In a follow-up from his 2015 book entitled Pro Wrestling Through The Power Slam Years: 1994-2014, Martin returns with The Power Slam interviews Volume 1, a collection of some of the most memorable and interesting interviews from the pages of the magazine.
There’s an interesting mix of interviews here from a range of big stars throughout the industry at various times in their careers and it’s really interesting reading them now and looking back at what they were up to during that period of time. Ones that really captivated this writer were “Stunning” Steve Austin in 1994, around the time he lost the United States championship to “Hacksaw” Jim Duggan in an embarrassingly quick loss and Martin’s talk with Paul Heyman, which he himself touts as one of his favourites.
“Each interviewee earned his spot, so to speak,” Martin states as he explains which interviews he prefers. “If I had to pick a favourite interview, it would be the one with Paul Heyman from 2008. As I wrote in the book, this was a long time coming. I think it was worth the wait.
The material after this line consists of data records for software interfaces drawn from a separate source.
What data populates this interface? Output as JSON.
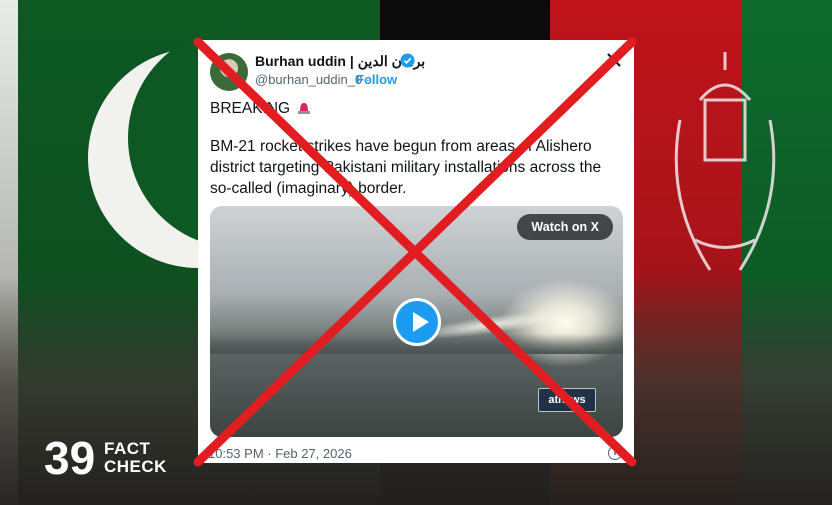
{
  "tweet": {
    "display_name": "Burhan uddin | برهان الدين",
    "handle": "@burhan_uddin_0 ·",
    "follow_label": "Follow",
    "breaking": "BREAKING",
    "body_lines": [
      "BM-21 rocket strikes have begun from areas of Alishero",
      "district targeting Pakistani military installations across the",
      "so-called (imaginary) border."
    ],
    "watch_label": "Watch on X",
    "news_logo_text": "atnews",
    "timestamp": "10:53 PM · Feb 27, 2026",
    "info_icon": "i"
  },
  "logo": {
    "number": "39",
    "line1": "FACT",
    "line2": "CHECK"
  },
  "colors": {
    "accent": "#1d9bf0",
    "cross": "#e11d22"
  }
}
“However, the Shane Douglas chitchat in 1996 was an eye-opener at the time, and still delivers a wallop today, in my opinion. Then WCW wrestler Chris Jericho provided us with another hard-hitting interview in 1999. The timing of our conversation could not have been more fortuitous.
“The Paul London confab, recorded by Greg Lambert in 2010, demonstrated that it was still possible to surprise readers. London’s account of his WWE run was scathing. However, he recounted his adventures with such wit that it was impossible to dislike him.
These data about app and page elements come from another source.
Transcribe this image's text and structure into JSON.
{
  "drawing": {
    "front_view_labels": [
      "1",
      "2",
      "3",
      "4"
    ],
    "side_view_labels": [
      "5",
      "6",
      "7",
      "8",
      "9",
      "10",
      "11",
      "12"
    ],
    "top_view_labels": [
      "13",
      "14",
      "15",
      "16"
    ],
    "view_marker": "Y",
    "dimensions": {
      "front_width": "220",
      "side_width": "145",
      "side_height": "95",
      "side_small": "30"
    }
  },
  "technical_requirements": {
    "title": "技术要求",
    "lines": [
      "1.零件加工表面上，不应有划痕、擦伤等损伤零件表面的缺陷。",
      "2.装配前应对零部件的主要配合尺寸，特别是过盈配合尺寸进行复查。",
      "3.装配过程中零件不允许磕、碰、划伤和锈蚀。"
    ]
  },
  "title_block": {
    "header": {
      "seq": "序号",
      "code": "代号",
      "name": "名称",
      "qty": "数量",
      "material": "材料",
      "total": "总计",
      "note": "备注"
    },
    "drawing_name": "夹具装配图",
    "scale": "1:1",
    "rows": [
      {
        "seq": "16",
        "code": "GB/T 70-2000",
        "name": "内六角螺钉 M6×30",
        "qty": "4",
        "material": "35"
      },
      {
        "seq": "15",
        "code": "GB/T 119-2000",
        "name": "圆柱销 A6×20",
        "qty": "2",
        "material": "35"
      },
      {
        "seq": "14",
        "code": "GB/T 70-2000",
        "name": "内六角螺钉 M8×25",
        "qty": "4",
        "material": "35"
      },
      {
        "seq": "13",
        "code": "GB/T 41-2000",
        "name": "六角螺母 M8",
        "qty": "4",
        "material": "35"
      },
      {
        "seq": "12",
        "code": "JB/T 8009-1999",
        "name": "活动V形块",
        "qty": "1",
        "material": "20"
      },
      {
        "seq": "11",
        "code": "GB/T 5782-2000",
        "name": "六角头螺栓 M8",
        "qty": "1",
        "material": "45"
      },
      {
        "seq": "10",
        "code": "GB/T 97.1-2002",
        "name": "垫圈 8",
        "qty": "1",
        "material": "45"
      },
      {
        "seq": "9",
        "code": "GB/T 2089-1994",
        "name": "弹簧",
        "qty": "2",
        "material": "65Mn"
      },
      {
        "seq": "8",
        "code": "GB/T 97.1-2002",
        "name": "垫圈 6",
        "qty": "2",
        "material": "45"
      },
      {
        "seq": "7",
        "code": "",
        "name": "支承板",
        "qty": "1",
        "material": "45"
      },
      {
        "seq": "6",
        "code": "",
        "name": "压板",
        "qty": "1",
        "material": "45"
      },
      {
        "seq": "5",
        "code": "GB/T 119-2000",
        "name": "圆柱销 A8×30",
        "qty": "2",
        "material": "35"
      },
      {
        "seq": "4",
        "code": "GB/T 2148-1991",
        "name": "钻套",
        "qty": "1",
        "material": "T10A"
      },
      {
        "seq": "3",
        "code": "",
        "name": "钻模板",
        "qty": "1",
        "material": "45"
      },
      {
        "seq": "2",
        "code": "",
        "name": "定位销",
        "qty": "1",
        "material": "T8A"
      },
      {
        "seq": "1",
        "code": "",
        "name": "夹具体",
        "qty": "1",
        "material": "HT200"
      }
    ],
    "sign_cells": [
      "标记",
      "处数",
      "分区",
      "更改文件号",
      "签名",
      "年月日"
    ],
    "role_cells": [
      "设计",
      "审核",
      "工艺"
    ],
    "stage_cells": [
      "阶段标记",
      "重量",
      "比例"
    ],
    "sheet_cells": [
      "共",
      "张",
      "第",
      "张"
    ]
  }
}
“The Kevin Steen interview from 2011 is fascinating, considering his current status as WWE’s Universal champion. When we spoke, Steen dismissed the idea that he would even be offered a contract by WWE.”
It has to be said in a clever little touch, what Martin has done really well is include a nice newly penned introduction to the interviews, giving the reader some background on reasons for the interviews at the time. Martin confesses that this is the part he found most difficult.
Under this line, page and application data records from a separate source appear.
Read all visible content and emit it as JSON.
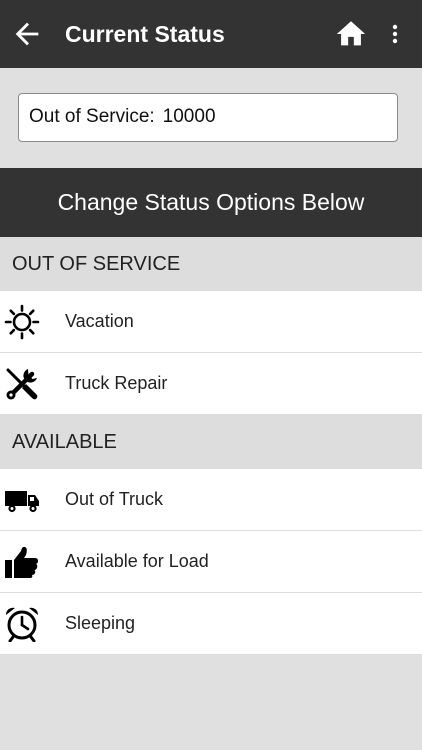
{
  "app_bar": {
    "title": "Current Status",
    "icons": [
      "back-arrow-icon",
      "home-icon",
      "more-vert-icon"
    ]
  },
  "current_status": {
    "label": "Out of Service:",
    "value": "10000"
  },
  "banner": {
    "text": "Change Status Options Below"
  },
  "sections": [
    {
      "header": "OUT OF SERVICE",
      "items": [
        {
          "label": "Vacation",
          "icon": "sun-icon"
        },
        {
          "label": "Truck Repair",
          "icon": "wrench-screwdriver-icon"
        }
      ]
    },
    {
      "header": "AVAILABLE",
      "items": [
        {
          "label": "Out of Truck",
          "icon": "truck-icon"
        },
        {
          "label": "Available for Load",
          "icon": "thumbs-up-icon"
        },
        {
          "label": "Sleeping",
          "icon": "alarm-clock-icon"
        }
      ]
    }
  ],
  "colors": {
    "app_bar_bg": "#333333",
    "banner_bg": "#333333",
    "page_bg": "#e0e0e0",
    "row_bg": "#ffffff",
    "text": "#222222"
  }
}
“The introductions involved much scouring of old notebooks and research material pertaining to each interviewee in order to immerse myself in the relevant time frame and take the reader there with me. Every introduction was a story in itself.
“I think the introduction to The Dynamite Kid interview, originally published in November 1998, was the toughest to write. Dynamite had been such an outstanding performer in the late 1970s and ’80s and a major star all over the world and yet, by the time we spoke, he was confined to a wheelchair and living on benefits.
“My emotions were further conflicted by my dealings with him on the autobiography Pure Dynamite, which I published in 1999, and the disturbing revelations about him in Bret Hart’s autobiography, and the CNN documentary Death Grip, first broadcast in November 2007.”
Overall, this e-book is well worth the price of £6.49 or $6.95 US, with Martin even adding in some new interviews he’s completed with subjects such as Drew Galloway, Jerry Lynn and Tommy Dreamer. The older interviews still hold up by today’s standards and even over 20 years on, reading between the lines on Steve Austin’s kayfabe talk about Hulk Hogan’s arrival to WCW and his standing at the time is truly fascinating. If you’re a wrestling historian or a fan of the print publication, pick up a copy, you won’t be disappointed.
DARREN WOOD is the editor of Total Wrestling Magazine.